* **Assignment**
Find all the lines in the material below with the word "this", and copy them.

━━━━━ Available data ━━━━━

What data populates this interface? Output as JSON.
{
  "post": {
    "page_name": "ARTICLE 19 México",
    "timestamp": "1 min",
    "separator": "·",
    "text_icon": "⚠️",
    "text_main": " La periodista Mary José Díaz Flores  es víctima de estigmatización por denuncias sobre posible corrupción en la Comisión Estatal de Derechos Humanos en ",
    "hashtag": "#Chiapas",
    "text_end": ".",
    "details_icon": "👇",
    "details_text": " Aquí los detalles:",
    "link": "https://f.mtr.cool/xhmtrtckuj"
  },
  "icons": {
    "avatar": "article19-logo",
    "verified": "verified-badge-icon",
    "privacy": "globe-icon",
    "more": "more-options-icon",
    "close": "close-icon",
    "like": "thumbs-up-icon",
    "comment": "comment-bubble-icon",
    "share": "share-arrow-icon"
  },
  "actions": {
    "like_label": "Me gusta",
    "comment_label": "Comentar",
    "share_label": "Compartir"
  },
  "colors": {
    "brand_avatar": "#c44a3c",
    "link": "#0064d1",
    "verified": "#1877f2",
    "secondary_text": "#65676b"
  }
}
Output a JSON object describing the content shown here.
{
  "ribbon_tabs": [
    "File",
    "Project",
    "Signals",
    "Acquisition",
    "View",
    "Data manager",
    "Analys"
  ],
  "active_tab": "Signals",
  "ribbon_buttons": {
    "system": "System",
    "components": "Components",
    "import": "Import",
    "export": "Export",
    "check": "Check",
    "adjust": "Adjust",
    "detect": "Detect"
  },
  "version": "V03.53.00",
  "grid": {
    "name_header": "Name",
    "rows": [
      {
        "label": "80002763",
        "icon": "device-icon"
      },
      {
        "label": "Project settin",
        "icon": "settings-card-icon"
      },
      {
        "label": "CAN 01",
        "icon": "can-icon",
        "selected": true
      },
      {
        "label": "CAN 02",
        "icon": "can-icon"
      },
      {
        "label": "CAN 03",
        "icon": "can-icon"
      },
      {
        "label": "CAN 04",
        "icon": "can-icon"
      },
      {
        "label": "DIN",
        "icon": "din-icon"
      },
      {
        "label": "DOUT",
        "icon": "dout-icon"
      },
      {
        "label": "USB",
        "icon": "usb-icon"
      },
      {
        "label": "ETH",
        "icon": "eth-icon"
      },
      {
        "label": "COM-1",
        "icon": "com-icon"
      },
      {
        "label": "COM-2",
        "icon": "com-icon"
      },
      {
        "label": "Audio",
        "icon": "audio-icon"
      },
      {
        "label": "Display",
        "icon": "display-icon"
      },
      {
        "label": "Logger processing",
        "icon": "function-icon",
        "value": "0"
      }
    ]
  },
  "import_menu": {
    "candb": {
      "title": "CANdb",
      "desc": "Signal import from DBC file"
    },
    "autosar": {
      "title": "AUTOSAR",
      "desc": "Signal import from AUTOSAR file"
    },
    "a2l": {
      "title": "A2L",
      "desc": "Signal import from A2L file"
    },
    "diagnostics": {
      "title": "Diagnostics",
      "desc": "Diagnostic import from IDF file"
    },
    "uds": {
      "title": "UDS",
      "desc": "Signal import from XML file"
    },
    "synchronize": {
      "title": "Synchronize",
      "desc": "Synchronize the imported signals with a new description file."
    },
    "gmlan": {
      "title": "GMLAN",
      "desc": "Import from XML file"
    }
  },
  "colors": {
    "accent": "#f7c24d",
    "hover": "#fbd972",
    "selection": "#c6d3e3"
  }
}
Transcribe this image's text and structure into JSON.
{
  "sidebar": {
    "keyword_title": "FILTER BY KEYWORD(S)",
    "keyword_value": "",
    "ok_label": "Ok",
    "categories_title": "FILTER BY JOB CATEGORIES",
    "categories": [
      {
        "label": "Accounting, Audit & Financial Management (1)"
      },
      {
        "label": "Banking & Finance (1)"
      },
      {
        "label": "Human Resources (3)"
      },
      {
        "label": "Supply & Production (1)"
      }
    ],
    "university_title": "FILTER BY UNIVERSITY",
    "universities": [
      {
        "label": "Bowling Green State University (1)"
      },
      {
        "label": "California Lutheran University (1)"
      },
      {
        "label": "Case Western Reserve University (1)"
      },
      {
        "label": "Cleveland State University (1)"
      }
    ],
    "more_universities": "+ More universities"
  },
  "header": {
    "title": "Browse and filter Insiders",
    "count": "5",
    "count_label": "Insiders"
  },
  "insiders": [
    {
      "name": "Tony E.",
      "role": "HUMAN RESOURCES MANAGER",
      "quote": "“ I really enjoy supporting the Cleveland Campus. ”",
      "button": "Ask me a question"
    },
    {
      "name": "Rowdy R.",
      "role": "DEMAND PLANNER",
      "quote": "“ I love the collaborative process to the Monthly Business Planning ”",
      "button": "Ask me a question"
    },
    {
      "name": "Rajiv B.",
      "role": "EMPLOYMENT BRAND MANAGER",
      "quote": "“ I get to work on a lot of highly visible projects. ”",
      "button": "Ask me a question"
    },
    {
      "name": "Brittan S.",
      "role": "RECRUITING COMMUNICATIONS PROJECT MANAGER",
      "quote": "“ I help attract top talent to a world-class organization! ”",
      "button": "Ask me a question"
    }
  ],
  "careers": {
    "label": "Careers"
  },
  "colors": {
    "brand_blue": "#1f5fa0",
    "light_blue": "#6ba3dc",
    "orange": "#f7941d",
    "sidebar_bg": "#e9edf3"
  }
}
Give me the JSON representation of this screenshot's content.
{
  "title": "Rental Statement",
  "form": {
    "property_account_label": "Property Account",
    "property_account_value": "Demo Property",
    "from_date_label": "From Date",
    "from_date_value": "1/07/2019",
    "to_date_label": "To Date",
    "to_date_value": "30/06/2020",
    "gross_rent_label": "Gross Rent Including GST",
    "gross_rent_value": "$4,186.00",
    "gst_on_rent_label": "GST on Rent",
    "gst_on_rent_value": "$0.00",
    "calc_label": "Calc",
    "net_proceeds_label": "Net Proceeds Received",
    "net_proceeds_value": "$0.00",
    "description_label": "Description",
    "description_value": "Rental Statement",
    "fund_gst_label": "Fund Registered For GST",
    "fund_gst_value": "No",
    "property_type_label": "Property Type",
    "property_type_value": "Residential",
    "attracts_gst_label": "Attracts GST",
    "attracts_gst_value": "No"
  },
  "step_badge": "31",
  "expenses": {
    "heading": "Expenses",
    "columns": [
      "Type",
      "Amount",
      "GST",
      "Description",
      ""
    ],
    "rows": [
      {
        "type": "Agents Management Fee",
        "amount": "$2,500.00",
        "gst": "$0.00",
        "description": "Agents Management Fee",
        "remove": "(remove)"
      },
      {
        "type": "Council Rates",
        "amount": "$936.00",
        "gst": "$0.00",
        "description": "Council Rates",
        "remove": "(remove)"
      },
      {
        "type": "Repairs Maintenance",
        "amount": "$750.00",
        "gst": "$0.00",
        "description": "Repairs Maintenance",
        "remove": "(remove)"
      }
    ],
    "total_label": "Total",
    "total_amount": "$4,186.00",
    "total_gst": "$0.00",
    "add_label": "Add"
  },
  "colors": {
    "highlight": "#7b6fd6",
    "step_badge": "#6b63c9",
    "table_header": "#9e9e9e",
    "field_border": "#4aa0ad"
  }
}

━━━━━

* **Response to the task**
What data populates this interface? Output as JSON.
Transcribe this image's text and structure into JSON.
Give me the JSON representation of this screenshot's content.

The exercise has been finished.